### [TRY IT]
If a line in the entries below includes "time", pick it out and copy it.
-- -- --
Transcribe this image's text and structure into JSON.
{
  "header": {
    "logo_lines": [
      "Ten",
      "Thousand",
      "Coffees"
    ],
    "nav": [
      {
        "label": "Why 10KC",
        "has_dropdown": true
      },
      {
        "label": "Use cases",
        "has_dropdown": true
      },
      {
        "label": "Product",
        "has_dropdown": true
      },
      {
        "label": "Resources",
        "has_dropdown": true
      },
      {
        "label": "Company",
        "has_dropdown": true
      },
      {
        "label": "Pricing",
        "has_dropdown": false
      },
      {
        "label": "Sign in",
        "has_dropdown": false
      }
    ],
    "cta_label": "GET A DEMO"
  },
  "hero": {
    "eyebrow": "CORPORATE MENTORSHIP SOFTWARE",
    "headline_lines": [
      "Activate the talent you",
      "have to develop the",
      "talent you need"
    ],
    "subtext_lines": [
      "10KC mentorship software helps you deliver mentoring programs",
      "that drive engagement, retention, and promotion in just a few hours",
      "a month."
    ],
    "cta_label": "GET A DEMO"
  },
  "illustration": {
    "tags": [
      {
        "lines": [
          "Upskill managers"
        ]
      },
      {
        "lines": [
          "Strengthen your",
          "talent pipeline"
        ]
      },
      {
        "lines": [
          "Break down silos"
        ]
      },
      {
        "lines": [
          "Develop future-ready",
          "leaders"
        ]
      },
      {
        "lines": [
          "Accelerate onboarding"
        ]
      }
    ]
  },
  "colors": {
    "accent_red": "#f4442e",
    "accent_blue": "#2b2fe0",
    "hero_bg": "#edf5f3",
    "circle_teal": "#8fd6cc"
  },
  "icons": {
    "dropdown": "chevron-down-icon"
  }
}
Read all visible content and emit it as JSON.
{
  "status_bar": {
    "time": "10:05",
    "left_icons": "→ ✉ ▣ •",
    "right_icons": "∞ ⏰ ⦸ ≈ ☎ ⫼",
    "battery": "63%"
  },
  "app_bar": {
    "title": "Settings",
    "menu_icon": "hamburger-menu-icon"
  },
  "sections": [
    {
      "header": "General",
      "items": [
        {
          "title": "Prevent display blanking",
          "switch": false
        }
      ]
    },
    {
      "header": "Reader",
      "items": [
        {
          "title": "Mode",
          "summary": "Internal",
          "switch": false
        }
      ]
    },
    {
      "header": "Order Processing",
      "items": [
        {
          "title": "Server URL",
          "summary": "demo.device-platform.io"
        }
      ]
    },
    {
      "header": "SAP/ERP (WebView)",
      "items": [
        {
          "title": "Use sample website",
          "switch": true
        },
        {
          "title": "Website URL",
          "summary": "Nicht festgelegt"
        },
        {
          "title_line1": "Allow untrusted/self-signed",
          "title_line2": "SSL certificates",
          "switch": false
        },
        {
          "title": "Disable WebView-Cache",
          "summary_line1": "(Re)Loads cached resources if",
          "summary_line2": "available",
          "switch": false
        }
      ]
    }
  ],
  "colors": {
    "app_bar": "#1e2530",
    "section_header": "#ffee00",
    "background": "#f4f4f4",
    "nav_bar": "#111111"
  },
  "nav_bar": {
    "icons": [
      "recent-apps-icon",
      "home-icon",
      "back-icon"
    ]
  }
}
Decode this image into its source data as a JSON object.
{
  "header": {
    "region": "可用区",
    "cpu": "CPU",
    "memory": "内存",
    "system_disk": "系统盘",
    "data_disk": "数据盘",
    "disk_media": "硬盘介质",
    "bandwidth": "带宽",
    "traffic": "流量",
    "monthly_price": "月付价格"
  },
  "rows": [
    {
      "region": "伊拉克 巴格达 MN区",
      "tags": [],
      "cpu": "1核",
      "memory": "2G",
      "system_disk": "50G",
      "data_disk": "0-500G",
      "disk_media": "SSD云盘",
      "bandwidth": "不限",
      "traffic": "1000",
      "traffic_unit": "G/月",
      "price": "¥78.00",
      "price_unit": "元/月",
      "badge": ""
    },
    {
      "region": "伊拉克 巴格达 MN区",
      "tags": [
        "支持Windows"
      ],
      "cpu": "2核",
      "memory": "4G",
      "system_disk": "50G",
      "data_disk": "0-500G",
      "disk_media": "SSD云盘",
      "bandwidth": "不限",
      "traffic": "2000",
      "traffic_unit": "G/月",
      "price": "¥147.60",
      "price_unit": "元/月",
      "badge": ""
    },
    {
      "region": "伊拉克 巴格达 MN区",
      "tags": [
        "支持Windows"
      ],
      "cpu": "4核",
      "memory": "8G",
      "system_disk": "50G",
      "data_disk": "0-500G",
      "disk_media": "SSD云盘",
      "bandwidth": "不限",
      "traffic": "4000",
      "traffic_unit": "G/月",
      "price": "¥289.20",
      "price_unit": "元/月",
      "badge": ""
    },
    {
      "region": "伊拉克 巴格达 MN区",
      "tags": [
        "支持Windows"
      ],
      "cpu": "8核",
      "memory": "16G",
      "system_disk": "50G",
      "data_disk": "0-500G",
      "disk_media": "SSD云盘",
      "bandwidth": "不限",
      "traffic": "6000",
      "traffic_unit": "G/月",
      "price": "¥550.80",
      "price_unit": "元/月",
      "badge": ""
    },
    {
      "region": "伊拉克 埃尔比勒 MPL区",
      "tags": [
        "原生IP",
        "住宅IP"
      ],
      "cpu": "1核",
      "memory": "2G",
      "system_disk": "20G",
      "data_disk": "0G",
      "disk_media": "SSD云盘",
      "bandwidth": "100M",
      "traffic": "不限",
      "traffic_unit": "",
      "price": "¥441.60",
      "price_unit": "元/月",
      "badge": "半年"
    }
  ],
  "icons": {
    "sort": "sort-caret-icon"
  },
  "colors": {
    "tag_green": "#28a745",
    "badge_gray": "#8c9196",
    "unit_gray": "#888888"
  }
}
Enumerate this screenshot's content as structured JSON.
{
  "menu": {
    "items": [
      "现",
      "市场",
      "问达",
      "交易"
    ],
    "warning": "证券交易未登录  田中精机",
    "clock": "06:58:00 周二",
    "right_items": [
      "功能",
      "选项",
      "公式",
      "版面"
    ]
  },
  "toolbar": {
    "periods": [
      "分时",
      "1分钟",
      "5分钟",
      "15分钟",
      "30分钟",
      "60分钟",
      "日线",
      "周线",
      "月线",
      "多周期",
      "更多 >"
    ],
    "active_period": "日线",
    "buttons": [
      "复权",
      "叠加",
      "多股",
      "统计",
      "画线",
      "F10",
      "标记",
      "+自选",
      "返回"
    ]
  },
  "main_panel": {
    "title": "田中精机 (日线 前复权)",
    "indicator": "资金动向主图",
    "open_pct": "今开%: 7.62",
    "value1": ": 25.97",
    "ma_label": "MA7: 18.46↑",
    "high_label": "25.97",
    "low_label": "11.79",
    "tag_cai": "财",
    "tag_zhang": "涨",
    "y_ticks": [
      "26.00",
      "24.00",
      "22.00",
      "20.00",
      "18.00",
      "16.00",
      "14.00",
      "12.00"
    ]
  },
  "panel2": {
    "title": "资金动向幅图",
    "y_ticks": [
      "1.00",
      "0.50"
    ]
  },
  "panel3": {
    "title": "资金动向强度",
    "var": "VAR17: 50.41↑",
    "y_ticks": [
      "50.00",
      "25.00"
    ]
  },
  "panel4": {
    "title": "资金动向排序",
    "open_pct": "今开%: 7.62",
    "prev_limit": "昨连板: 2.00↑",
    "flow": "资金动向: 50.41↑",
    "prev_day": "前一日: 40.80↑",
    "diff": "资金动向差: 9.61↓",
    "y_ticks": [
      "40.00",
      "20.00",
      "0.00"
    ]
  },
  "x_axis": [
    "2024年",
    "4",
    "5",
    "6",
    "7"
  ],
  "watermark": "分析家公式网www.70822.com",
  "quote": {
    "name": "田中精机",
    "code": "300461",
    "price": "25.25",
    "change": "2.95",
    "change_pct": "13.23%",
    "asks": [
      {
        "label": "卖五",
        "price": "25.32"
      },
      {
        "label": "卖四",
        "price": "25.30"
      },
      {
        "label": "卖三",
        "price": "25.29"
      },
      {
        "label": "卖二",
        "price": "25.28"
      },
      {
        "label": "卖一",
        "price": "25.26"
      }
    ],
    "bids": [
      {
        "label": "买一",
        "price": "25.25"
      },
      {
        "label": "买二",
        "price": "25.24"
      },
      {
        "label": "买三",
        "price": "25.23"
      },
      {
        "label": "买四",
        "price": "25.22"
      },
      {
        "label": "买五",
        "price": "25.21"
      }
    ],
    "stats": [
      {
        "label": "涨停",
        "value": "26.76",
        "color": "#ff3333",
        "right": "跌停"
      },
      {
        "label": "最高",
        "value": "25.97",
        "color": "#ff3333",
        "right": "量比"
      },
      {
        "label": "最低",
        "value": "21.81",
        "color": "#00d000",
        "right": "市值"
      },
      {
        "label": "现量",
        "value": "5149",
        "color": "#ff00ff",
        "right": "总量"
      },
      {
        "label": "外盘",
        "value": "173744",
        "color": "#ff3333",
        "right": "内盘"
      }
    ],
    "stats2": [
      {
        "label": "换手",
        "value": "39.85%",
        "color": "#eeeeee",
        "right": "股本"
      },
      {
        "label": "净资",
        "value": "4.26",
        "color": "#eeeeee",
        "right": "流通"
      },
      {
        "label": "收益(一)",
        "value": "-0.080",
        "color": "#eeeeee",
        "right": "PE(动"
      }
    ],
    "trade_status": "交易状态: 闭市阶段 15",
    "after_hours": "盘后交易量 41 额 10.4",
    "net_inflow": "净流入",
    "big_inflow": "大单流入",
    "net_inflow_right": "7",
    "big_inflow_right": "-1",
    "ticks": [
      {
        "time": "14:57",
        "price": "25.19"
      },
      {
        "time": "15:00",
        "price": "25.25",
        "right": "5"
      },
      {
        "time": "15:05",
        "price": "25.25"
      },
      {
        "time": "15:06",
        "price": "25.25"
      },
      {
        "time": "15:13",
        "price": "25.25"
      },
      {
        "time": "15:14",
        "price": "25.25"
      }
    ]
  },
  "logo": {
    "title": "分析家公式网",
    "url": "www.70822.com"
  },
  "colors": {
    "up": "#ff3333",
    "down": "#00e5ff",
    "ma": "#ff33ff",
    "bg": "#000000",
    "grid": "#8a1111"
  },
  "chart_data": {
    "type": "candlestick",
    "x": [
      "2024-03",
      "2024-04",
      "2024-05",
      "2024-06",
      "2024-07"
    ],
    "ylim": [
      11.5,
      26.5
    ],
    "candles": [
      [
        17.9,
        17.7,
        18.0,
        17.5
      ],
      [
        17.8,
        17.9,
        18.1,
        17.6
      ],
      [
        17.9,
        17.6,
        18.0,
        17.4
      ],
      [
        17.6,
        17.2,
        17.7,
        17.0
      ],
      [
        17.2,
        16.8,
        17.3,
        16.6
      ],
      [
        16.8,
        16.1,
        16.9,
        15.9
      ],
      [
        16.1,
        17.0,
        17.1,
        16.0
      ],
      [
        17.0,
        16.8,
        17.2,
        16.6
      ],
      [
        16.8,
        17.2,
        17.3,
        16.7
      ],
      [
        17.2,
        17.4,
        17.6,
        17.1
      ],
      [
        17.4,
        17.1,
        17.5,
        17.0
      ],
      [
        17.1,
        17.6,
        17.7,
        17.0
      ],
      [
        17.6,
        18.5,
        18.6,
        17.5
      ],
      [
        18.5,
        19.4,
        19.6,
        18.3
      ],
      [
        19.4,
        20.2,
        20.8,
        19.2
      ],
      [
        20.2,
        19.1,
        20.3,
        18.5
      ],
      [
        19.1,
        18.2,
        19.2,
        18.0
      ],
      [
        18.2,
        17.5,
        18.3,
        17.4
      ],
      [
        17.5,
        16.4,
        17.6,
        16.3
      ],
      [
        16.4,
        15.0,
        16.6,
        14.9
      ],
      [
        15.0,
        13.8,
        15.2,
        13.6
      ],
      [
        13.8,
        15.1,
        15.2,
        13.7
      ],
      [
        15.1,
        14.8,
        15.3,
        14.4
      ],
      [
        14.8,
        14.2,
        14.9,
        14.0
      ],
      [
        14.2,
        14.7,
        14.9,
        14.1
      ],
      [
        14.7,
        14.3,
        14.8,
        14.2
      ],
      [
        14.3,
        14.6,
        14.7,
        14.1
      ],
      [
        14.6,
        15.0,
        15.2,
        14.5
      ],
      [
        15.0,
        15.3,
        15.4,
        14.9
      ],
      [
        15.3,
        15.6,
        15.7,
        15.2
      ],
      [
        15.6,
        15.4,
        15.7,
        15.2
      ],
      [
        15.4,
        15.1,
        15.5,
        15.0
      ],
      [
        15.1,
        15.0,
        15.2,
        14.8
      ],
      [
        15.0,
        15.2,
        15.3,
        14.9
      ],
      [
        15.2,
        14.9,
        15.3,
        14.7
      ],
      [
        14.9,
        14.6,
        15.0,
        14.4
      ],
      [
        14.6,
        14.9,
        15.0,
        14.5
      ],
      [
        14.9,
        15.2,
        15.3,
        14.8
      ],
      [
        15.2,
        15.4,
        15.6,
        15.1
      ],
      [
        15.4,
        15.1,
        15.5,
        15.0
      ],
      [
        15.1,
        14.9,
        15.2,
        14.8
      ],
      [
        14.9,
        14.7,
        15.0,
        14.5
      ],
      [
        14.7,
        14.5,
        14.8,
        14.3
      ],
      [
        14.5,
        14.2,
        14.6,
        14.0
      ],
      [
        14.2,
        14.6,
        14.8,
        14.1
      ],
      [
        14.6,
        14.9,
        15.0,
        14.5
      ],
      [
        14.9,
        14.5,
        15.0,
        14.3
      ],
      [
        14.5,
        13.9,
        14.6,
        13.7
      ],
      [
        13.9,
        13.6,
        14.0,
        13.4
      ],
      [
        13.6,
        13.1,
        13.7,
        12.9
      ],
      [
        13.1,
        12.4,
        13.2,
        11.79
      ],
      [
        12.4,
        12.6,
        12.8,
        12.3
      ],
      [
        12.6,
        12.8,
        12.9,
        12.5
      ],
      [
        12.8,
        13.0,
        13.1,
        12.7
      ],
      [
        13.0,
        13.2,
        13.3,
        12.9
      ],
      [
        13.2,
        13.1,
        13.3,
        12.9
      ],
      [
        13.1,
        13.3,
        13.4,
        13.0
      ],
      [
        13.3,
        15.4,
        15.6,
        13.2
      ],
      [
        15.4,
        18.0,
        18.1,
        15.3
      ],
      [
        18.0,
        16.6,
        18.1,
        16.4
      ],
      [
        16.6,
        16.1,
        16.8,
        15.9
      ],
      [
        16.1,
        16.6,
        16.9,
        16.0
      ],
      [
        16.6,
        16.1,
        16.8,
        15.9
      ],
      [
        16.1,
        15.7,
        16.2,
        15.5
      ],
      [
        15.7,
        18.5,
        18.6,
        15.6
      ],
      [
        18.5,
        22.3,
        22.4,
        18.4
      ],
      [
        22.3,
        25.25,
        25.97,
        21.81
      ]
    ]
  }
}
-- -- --
### [FINAL ANSWER]
    "time": "10:05",
        "time": "14:57",
        "time": "15:00",
        "time": "15:05",
        "time": "15:06",
        "time": "15:13",
        "time": "15:14",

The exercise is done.